▶ **TASK DIRECTIONS**
Give back the whole listing word for word and skip each picture.

▶ **THE DATA**
^^^^

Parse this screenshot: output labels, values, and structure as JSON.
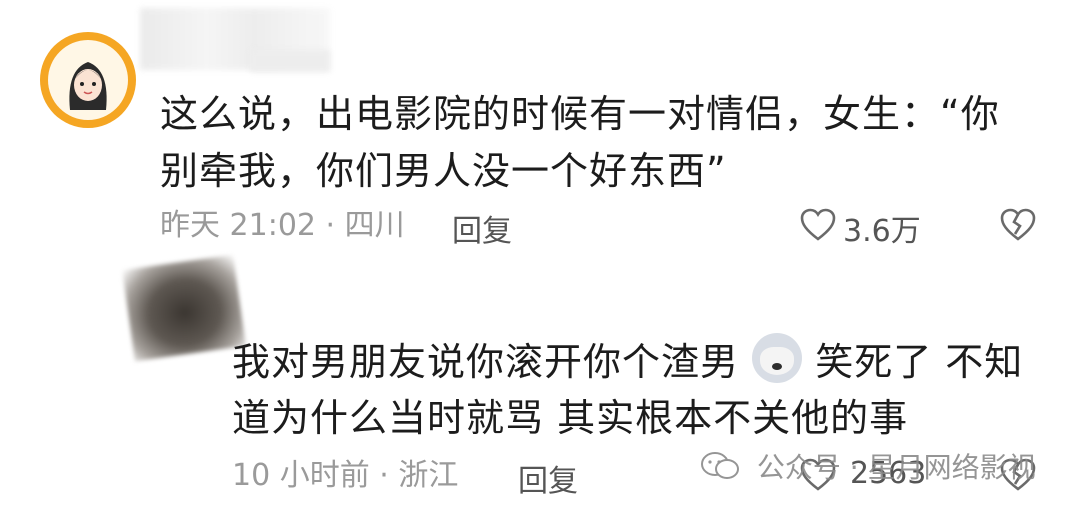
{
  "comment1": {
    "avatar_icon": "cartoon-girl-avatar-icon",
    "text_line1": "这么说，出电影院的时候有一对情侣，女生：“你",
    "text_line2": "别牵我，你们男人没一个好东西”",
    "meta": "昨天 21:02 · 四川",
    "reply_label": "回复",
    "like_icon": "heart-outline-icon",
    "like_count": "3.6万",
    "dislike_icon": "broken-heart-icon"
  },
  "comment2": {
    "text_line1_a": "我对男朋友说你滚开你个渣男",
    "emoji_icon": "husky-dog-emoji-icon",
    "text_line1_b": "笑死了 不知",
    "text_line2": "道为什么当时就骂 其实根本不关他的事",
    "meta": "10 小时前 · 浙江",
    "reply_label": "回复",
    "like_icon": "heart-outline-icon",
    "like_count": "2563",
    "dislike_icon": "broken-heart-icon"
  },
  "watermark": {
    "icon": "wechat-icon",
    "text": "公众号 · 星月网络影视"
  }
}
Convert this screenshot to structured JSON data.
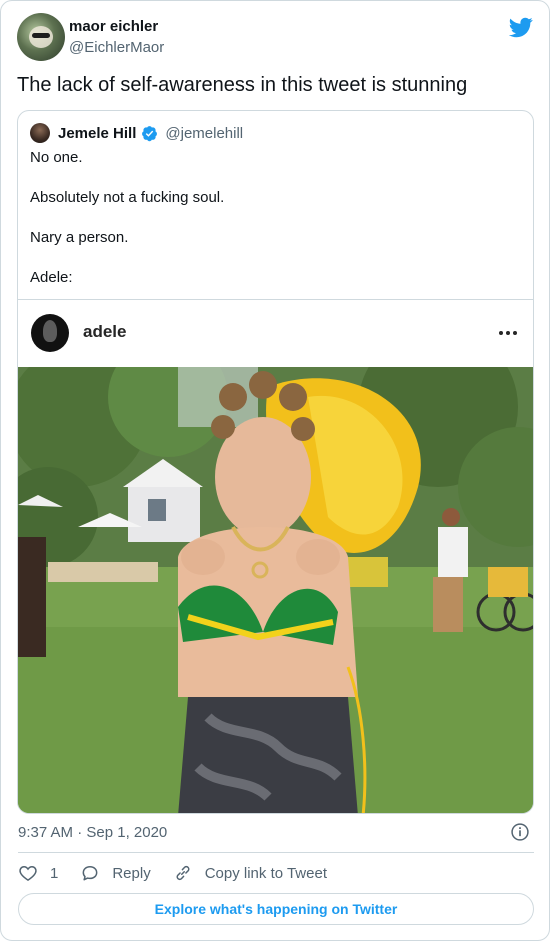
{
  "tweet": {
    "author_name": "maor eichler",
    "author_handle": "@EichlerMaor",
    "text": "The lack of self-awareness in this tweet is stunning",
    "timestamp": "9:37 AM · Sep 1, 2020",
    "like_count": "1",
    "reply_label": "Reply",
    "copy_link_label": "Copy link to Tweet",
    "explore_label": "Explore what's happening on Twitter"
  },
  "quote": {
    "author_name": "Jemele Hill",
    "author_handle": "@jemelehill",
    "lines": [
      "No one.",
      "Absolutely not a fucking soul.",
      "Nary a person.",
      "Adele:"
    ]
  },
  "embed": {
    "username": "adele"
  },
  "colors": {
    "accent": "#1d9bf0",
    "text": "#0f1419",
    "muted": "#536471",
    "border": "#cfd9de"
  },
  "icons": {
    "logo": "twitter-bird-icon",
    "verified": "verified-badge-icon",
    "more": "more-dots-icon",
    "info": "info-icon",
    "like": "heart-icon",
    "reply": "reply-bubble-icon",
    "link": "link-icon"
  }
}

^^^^

▶ **WRITTEN SOLUTION**
Parse this screenshot: output labels, values, and structure as JSON.
{
  "comment1": {
    "avatar_icon": "cartoon-girl-avatar-icon",
    "text_line1": "这么说，出电影院的时候有一对情侣，女生：“你",
    "text_line2": "别牵我，你们男人没一个好东西”",
    "meta": "昨天 21:02 · 四川",
    "reply_label": "回复",
    "like_icon": "heart-outline-icon",
    "like_count": "3.6万",
    "dislike_icon": "broken-heart-icon"
  },
  "comment2": {
    "text_line1_a": "我对男朋友说你滚开你个渣男",
    "emoji_icon": "husky-dog-emoji-icon",
    "text_line1_b": "笑死了 不知",
    "text_line2": "道为什么当时就骂 其实根本不关他的事",
    "meta": "10 小时前 · 浙江",
    "reply_label": "回复",
    "like_icon": "heart-outline-icon",
    "like_count": "2563",
    "dislike_icon": "broken-heart-icon"
  },
  "watermark": {
    "icon": "wechat-icon",
    "text": "公众号 · 星月网络影视"
  }
}
Convert this screenshot to structured JSON data.
{
  "tweet": {
    "author_name": "maor eichler",
    "author_handle": "@EichlerMaor",
    "text": "The lack of self-awareness in this tweet is stunning",
    "timestamp": "9:37 AM · Sep 1, 2020",
    "like_count": "1",
    "reply_label": "Reply",
    "copy_link_label": "Copy link to Tweet",
    "explore_label": "Explore what's happening on Twitter"
  },
  "quote": {
    "author_name": "Jemele Hill",
    "author_handle": "@jemelehill",
    "lines": [
      "No one.",
      "Absolutely not a fucking soul.",
      "Nary a person.",
      "Adele:"
    ]
  },
  "embed": {
    "username": "adele"
  },
  "colors": {
    "accent": "#1d9bf0",
    "text": "#0f1419",
    "muted": "#536471",
    "border": "#cfd9de"
  },
  "icons": {
    "logo": "twitter-bird-icon",
    "verified": "verified-badge-icon",
    "more": "more-dots-icon",
    "info": "info-icon",
    "like": "heart-icon",
    "reply": "reply-bubble-icon",
    "link": "link-icon"
  }
}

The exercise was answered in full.